Even if the DM just wants to use the map to personally refer to in play, how the heck are you going to do that? It's gigantic! Are you going to fold up your map in ways it wasn't meant to be bent? Are you going to unfurl this massive thing and hold it up in front of your face and speak to the players?
To me, this thing is completely impractical. I would have preferred a separate booklet with the castle sections on individual pages with DM notes.
I have always liked battle maps. This poster could have had one side with some generic, reusable areas at five feet per square. Divide one side up into quarters for four maps: The road, a village street, an inn and a church, cave or dungeon interior. The other side can have some specific but reusable locales. Mostly Castle Ravenloft areas - especially the crypts! In fact, an entire side might be devoted to the crypts, as that is a massive area that the adventurers will probably spend a lot of time in.
I know 5e is miniatures-optional, but there are some locations in every adventure where you just need minis or some kind of visual representation of where the characters are and what the room is like.
This mini-adventure is designed to get the heroes from level 1 to level 3. Honestly, I think it doesn't belong in this book. It's not a bad adventure. I love the idea. It would be a great Expeditions scenario.
I think there's too many rooms in Death House and it feels like if you don't run the adventure carefully, your group will get bored.
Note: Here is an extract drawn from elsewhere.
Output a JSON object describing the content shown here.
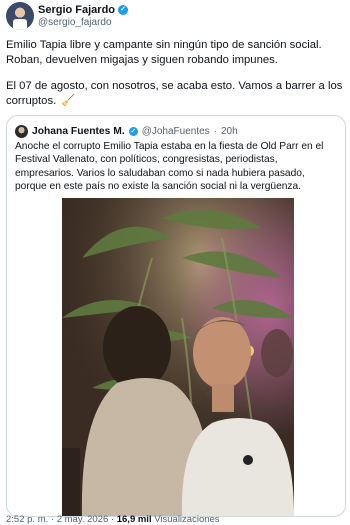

I also don't like the choice of final monster at all. This location has no real connection to anything in Curse of Strahd, which is a bummer because there is so much material out there to play with.
Instead of going through Death House, the group could have interacted with Strahd or one of his underlings like Rahadin. They could have encountered Beucephalus the nightmare in the woods. They could have found Ezmerelda's trail, or a villager comatose from a dream pastry. A vestige could have reached out to tempt them. Sergei's spirit might have lead them into Barovia. They could have had some kind of chase or interaction with the gypsies. There's so many possibilities.
I think Curse of Strahd would have been much better served with an introductory mini-adventure that brings the group into Barovia and lets them have a few easy fights and roleplaying encounters, so that new players have the opportunity to learn the basics of the game. In fact, they probably should have just done the Madam Eva tarokka reading right off the bat rather than hoping the group makes their way to Tser Pool.
I had originally planned on starting Curse of Strahd right when the book came out. I would have been really annoyed to find that I wouldn't even have the deck when my group got to the tarokka reading. I actually looked into buying an older version of the deck online when I heard that the official deck wouldn't be out on time.
It doesn't seem like rocket science to know that the tarokka deck should be out by the time the book is, if not before. All of those Adventurer's League groups are starting Curse of Strahd right when the book is out. These potential customers are right there in stores where the decks can be sold. The tarokka reading is essential to the adventure and is meant to be done in one of the first sessions. If the group goes through the reading and the deck isn't even out yet, then that DM isn't going to buy the deck when it does come out because it is no longer needed! It's too late!
But the fact remains that if you can get past all of that, this is the best 5e adventure yet. It is full of great ideas. Many of the locations are fantastic. Tons of thought and care went into this and it really shows.
I think a lot of people might regard Curse of Strahd as a modern classic, perhaps even moreso than The Red Hand of Doom. Time will tell on that one. But there is no question that this is a great adventure that is well worth your money.